*DATA PROVIDED*:
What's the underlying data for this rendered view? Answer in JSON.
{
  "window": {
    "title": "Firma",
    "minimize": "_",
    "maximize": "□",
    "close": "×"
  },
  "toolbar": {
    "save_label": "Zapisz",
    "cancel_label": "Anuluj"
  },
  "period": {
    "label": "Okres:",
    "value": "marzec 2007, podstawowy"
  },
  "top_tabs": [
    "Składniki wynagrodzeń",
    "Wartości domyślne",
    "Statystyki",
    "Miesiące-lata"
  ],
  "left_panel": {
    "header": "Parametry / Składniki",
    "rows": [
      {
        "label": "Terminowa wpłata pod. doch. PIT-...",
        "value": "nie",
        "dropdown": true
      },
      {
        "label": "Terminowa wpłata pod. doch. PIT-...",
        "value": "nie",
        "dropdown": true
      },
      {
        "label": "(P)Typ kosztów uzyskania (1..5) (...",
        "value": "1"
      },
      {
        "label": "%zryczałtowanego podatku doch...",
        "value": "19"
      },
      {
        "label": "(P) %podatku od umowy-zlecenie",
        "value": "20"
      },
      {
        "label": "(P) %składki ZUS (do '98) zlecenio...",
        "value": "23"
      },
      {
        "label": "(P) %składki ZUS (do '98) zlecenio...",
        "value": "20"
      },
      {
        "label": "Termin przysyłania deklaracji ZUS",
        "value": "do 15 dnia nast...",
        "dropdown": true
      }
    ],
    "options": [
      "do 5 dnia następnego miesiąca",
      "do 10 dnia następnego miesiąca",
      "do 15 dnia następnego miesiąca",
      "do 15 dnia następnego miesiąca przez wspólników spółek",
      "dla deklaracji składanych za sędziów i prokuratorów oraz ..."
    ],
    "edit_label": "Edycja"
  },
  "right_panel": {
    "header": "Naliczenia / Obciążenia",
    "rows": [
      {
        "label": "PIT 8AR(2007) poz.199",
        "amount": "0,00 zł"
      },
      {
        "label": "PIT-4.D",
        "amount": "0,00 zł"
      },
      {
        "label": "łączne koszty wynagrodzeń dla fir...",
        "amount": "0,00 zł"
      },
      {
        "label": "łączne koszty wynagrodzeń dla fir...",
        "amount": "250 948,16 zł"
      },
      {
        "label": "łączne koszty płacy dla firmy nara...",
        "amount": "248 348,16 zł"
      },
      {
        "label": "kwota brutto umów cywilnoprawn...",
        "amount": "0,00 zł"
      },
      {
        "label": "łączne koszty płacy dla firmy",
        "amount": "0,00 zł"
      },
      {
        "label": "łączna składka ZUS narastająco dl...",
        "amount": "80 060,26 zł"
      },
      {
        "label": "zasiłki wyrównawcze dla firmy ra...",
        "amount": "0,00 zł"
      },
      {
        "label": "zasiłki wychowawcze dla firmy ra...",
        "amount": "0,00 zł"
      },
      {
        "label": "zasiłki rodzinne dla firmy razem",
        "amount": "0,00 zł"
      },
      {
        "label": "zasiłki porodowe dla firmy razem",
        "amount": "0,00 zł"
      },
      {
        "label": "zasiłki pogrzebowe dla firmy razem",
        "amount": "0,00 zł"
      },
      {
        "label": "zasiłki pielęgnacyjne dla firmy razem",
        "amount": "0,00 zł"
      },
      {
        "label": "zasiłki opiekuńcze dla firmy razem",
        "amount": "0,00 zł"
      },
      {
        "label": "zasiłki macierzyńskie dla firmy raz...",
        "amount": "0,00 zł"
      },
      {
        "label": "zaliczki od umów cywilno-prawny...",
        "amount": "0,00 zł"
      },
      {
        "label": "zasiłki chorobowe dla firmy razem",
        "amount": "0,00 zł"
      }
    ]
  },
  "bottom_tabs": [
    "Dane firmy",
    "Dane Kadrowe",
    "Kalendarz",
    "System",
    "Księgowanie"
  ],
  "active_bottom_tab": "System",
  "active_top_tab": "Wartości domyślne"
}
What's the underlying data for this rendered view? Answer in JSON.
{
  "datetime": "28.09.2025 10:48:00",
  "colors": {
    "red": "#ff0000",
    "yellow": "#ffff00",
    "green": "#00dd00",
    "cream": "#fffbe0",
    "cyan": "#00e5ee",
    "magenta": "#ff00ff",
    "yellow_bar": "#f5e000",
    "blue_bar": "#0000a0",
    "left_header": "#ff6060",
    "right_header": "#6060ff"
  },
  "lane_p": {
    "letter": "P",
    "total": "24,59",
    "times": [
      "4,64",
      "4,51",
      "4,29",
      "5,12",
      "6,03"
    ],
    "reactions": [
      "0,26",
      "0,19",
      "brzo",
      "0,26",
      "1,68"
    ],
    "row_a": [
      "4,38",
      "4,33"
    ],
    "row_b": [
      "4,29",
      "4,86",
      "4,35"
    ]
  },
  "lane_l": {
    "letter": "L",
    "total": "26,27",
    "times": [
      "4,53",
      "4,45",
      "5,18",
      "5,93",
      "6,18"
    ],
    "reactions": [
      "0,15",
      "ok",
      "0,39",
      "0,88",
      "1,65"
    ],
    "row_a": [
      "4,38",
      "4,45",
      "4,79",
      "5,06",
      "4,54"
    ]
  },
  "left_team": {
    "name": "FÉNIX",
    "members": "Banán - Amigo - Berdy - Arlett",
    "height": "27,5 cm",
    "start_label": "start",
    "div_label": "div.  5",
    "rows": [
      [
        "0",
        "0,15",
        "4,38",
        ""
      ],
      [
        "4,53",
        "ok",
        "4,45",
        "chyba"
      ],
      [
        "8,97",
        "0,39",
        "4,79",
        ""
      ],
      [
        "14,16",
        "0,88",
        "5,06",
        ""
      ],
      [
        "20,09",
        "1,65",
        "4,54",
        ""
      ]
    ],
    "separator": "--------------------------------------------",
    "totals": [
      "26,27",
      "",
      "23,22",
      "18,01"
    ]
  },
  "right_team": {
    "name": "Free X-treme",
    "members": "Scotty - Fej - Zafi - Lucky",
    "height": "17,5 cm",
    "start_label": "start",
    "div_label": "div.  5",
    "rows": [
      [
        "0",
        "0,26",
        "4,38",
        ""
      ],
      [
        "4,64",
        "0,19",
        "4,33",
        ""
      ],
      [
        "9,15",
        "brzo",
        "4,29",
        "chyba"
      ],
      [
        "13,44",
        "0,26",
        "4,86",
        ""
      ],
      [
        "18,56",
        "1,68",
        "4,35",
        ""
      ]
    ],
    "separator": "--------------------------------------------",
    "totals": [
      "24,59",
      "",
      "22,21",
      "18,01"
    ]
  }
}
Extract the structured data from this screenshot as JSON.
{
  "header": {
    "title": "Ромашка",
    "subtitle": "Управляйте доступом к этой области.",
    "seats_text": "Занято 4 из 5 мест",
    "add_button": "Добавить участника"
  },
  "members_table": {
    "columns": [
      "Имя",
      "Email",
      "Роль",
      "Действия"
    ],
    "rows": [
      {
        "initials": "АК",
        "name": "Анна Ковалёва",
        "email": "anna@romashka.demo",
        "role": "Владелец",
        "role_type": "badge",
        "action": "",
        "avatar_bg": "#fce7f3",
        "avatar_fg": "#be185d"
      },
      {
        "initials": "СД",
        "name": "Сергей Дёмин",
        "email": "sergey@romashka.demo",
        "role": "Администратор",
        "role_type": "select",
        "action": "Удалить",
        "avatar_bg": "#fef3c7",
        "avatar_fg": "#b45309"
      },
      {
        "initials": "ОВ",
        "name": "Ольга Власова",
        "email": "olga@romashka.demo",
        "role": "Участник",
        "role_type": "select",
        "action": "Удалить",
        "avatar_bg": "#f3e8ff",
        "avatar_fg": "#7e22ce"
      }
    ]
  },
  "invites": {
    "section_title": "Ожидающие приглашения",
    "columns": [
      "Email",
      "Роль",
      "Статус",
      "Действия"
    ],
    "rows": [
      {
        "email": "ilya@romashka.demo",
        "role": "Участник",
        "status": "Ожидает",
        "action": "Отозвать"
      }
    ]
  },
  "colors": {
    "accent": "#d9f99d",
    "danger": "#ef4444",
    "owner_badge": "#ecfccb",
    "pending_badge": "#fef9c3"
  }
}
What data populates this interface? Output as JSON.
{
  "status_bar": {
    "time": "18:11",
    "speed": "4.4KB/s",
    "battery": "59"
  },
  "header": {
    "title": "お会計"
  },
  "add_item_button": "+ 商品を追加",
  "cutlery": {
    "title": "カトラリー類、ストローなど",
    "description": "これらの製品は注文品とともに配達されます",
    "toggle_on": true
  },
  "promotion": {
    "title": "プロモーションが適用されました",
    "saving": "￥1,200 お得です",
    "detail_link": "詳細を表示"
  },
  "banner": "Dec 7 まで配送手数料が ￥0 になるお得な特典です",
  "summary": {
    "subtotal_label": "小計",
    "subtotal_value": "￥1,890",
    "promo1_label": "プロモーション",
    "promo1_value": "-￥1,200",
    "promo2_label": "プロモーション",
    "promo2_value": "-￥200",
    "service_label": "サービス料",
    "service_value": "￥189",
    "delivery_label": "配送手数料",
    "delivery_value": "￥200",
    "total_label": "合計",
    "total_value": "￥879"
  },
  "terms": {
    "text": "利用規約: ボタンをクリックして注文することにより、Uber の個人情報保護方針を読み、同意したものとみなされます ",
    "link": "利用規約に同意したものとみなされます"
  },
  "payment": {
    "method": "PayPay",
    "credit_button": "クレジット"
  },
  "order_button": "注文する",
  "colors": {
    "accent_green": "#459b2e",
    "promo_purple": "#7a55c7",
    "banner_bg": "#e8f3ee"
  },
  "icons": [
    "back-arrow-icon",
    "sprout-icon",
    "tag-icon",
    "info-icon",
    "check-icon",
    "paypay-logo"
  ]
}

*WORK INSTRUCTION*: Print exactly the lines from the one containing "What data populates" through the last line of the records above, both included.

*TASK RESULT*:
What data populates this interface? Output as JSON.
{
  "status_bar": {
    "time": "18:11",
    "speed": "4.4KB/s",
    "battery": "59"
  },
  "header": {
    "title": "お会計"
  },
  "add_item_button": "+ 商品を追加",
  "cutlery": {
    "title": "カトラリー類、ストローなど",
    "description": "これらの製品は注文品とともに配達されます",
    "toggle_on": true
  },
  "promotion": {
    "title": "プロモーションが適用されました",
    "saving": "￥1,200 お得です",
    "detail_link": "詳細を表示"
  },
  "banner": "Dec 7 まで配送手数料が ￥0 になるお得な特典です",
  "summary": {
    "subtotal_label": "小計",
    "subtotal_value": "￥1,890",
    "promo1_label": "プロモーション",
    "promo1_value": "-￥1,200",
    "promo2_label": "プロモーション",
    "promo2_value": "-￥200",
    "service_label": "サービス料",
    "service_value": "￥189",
    "delivery_label": "配送手数料",
    "delivery_value": "￥200",
    "total_label": "合計",
    "total_value": "￥879"
  },
  "terms": {
    "text": "利用規約: ボタンをクリックして注文することにより、Uber の個人情報保護方針を読み、同意したものとみなされます ",
    "link": "利用規約に同意したものとみなされます"
  },
  "payment": {
    "method": "PayPay",
    "credit_button": "クレジット"
  },
  "order_button": "注文する",
  "colors": {
    "accent_green": "#459b2e",
    "promo_purple": "#7a55c7",
    "banner_bg": "#e8f3ee"
  },
  "icons": [
    "back-arrow-icon",
    "sprout-icon",
    "tag-icon",
    "info-icon",
    "check-icon",
    "paypay-logo"
  ]
}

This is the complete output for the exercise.